Mental health services in the NHS will be getting an extra £2 billion per annum as a result of the recent budget But is it too little, too late? The promised funding is not due to arrive in NHS budgets until 2023 and the plan is to create a new mental health crisis service, provide mental health provision in A&E, and to prioritise mental health support to young people.
The Royal College of Nurses is dubious about the plans as they will inevitably depend on the existence of a well-trained and expert workforce of healthcare professionals. They point to the current staffing gaps in A & E departments which don’t seem likely to be filled in the near future.
As I listen to the stories many of my clients tell of the mental and emotional distress and anxiety that they suffer on a daily or even hourly basis, I frequently wonder how we have arrived at this state of affairs. The catalogue of misery that often precedes a mental health crisis is often made up of a series of events and incidents that could have been avoided. In addition, the person affected might have been able to cope better with some support and help. This is only offered when they have become ill.
A Health Service – or an Illness Service?

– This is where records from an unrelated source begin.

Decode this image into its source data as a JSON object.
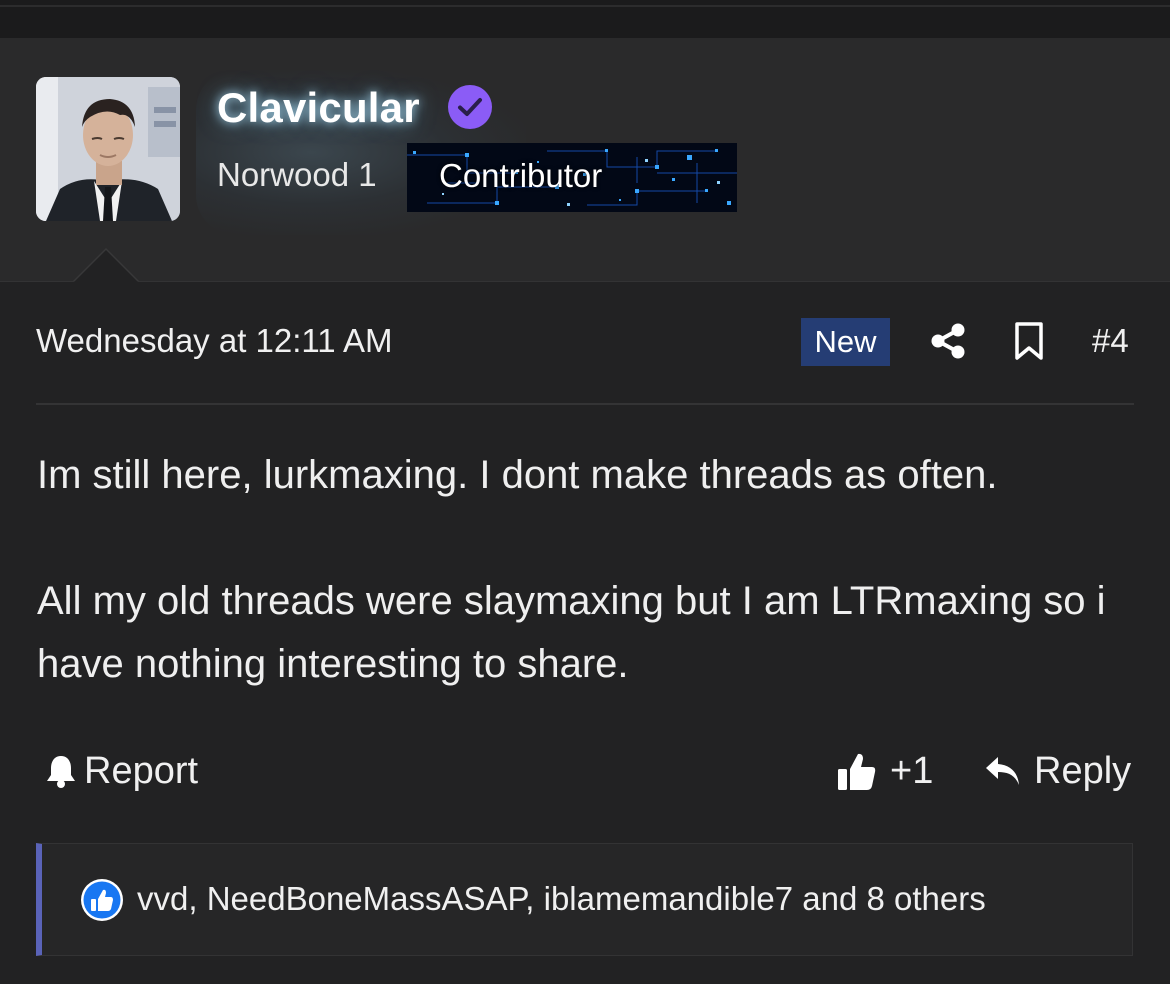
{
  "author": {
    "username": "Clavicular",
    "verified_icon": "verified-check-icon",
    "title": "Norwood 1",
    "banner": "Contributor",
    "accent_color": "#8b5cf6"
  },
  "post": {
    "date": "Wednesday at 12:11 AM",
    "new_badge": "New",
    "number": "#4",
    "paragraphs": [
      "Im still here, lurkmaxing. I dont make threads as often.",
      "All my old threads were slaymaxing but I am LTRmaxing so i have nothing interesting to share."
    ]
  },
  "actions": {
    "report": "Report",
    "like_count": "+1",
    "reply": "Reply"
  },
  "reactions": {
    "summary": "vvd, NeedBoneMassASAP, iblamemandible7 and 8 others",
    "icon": "thumbs-up-icon",
    "bar_color": "#5a63b8"
  },
  "colors": {
    "background": "#222223",
    "new_badge": "#253d74",
    "reaction_blue": "#1877f2"
  }
}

A National Health Service should be about wellbeing – people need to be cared for and supported whilst they are well, to stay that way. They also need help to continue to remain in the best health that they can. The NHS is waking up to this for physical conditions such as diabetes where overweight people are referred to support groups and given other help to ensure that they do not develop the disease. But our so-called ‘health’ service is anything but when it comes to emotional wellbeing. This is understandable when money is in short supply.
But we need help to learn how to relax and be mentally and emotionally resilient. That’s the only way to deal with the blows that life will deal us. Happy people are almost always emotionally and mentally well. People who are worried and have problems that seem insurmountable, feel undervalued or bullied and intimidated at work or at home, are being constantly worn down and their energies depleted. Sooner or later they will break under the strain.
I’m planning to set up a small class in my area to promote emotional and general wellbeing. This is something new for me and I’m getting excited about how to help people to become stronger, happier, and more resilient. I’m thinking of calling it the ‘Don’t Give A -” course. Some time ago worked with a very poorly person who hadn’t been out of the house for a long time. She finally managed to overcome her fear and go to her children’s sports day. When asked how she had managed it, she said: “I had hypnotherapy. After that I didn’t give a s**t!”.
Watch this space…